DATA FOR THIS TASK section start

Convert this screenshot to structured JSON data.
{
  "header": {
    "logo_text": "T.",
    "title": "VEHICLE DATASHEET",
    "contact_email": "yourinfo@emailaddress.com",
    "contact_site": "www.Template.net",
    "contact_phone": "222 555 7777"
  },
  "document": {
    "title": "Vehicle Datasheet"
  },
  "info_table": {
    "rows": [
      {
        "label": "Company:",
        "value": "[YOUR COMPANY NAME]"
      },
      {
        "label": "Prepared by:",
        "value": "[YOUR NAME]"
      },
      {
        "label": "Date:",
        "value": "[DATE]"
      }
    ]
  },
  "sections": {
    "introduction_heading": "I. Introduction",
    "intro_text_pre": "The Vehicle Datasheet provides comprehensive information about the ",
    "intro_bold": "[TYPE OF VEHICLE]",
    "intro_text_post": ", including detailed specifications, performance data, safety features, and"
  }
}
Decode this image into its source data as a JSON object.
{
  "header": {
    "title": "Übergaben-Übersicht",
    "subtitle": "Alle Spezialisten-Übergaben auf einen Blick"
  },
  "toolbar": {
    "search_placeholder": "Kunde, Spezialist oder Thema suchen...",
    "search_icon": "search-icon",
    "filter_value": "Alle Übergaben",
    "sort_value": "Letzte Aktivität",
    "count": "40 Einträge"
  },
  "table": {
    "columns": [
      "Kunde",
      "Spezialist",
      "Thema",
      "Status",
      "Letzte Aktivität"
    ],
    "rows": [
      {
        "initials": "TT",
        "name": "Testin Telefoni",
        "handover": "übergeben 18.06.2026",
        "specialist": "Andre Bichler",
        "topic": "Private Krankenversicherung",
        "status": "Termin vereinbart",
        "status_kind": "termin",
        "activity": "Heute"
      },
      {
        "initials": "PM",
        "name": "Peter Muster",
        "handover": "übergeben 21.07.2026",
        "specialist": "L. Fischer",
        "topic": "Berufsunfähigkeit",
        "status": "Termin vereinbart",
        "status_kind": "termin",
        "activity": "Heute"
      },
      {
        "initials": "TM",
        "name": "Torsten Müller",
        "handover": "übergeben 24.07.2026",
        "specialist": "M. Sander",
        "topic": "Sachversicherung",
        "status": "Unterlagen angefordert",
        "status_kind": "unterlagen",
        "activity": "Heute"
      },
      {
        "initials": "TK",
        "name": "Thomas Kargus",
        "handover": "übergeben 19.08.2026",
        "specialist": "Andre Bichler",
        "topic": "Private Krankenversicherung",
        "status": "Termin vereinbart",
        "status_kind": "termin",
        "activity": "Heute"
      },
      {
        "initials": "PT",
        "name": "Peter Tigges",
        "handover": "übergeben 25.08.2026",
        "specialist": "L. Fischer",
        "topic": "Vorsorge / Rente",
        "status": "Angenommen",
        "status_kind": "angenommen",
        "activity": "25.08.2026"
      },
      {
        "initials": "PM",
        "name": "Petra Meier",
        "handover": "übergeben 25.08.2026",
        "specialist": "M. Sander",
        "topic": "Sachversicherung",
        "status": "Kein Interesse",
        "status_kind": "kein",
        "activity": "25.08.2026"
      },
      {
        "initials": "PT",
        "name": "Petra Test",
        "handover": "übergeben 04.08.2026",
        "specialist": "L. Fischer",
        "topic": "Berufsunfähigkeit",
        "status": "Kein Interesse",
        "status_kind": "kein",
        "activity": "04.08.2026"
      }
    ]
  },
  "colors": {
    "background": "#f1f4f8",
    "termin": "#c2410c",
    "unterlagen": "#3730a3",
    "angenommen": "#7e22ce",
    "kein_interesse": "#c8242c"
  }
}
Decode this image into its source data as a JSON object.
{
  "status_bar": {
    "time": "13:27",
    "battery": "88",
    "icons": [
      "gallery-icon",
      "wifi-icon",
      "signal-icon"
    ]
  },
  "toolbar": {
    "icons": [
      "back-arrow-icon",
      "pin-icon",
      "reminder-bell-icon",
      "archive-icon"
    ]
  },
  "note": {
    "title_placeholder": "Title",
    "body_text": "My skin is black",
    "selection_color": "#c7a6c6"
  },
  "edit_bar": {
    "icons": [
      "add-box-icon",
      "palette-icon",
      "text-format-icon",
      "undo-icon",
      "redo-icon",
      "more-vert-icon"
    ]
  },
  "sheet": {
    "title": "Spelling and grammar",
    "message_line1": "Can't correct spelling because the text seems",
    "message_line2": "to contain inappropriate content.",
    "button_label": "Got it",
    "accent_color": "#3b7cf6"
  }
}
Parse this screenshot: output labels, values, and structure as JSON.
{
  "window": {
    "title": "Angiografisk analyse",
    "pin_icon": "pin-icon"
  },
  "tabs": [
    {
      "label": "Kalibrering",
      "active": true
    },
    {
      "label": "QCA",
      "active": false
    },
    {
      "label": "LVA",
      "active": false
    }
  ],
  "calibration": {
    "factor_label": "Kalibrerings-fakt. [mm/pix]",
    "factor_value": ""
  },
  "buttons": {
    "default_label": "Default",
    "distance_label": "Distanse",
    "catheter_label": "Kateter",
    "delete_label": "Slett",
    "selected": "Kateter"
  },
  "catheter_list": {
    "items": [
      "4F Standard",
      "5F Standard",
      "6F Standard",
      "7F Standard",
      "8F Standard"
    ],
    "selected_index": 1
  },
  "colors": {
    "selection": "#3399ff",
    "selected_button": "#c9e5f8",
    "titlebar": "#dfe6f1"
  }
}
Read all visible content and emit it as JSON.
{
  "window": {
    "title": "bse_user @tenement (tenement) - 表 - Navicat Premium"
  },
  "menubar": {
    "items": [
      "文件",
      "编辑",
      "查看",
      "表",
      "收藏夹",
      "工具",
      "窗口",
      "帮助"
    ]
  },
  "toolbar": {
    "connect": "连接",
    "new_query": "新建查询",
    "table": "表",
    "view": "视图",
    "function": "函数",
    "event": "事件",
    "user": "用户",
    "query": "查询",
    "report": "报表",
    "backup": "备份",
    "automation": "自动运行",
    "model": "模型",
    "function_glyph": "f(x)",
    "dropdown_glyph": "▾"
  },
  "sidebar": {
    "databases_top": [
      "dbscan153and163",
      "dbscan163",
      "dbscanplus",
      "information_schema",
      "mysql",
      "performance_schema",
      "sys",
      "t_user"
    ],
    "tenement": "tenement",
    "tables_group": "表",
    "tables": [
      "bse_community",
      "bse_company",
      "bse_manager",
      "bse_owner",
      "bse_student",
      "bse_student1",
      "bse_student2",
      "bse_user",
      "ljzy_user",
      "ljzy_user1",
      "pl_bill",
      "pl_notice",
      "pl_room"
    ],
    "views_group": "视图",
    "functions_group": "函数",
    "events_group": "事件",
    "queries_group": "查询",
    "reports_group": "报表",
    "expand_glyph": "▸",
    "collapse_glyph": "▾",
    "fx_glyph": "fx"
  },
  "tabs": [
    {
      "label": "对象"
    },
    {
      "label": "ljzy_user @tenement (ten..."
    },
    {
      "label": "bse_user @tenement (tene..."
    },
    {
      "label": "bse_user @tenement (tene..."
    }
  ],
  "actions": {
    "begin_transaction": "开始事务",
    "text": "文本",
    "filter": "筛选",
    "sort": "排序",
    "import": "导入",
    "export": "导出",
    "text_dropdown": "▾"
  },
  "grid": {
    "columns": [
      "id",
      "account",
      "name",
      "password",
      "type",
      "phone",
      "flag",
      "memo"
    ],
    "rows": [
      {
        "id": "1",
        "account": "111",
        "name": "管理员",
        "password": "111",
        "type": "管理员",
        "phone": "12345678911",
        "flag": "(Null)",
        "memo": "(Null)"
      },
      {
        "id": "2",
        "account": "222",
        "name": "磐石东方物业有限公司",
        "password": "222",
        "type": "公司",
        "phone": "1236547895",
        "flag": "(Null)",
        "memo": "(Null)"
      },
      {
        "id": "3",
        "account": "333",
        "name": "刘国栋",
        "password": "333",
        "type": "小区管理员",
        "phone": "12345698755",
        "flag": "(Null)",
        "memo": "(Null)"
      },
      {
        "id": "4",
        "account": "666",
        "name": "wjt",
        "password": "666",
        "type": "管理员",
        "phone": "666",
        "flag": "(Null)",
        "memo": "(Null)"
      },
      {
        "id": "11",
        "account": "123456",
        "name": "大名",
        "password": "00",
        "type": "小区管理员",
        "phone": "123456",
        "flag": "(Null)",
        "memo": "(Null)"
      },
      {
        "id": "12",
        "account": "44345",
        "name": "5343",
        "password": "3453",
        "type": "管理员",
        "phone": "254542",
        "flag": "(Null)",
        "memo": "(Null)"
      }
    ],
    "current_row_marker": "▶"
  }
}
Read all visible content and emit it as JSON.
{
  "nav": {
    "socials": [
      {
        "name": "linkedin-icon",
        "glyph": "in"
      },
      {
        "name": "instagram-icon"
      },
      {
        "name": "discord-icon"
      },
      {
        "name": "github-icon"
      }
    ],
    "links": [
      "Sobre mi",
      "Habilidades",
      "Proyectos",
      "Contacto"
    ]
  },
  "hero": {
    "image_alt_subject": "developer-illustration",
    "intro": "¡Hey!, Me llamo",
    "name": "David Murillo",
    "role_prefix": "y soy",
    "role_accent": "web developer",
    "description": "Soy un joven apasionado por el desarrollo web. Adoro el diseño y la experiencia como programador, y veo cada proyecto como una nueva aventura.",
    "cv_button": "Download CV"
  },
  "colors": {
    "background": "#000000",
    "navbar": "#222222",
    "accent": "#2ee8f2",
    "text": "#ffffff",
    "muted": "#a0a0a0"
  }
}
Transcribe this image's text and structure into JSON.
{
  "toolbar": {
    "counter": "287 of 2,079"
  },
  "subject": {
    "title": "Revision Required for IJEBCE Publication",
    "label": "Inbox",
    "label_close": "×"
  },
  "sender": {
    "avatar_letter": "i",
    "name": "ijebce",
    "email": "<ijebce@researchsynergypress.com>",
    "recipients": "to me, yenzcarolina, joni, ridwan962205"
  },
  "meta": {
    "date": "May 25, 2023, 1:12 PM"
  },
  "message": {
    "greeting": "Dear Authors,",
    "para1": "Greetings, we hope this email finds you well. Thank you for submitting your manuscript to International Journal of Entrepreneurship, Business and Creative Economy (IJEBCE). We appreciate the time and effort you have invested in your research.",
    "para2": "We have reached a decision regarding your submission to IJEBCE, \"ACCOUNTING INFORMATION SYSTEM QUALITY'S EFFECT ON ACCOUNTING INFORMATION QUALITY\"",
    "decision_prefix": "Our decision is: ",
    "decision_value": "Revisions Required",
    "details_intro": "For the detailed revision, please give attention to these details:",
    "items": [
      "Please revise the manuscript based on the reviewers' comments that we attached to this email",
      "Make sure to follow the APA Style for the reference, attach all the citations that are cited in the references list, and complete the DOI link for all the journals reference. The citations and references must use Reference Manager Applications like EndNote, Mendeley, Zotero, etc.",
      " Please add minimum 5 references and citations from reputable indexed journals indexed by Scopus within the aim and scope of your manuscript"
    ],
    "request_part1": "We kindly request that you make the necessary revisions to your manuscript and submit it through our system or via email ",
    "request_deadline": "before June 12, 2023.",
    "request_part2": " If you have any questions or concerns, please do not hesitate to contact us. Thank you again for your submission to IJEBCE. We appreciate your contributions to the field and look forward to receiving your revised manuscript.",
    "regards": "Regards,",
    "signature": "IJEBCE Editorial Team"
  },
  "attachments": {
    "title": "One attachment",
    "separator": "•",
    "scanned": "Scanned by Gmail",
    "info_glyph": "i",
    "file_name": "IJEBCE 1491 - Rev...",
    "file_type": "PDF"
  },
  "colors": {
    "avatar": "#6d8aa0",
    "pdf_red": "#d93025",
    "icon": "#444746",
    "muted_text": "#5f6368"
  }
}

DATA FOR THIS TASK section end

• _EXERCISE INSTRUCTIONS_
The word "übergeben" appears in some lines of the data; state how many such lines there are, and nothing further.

• _TASK RESPONSE_
7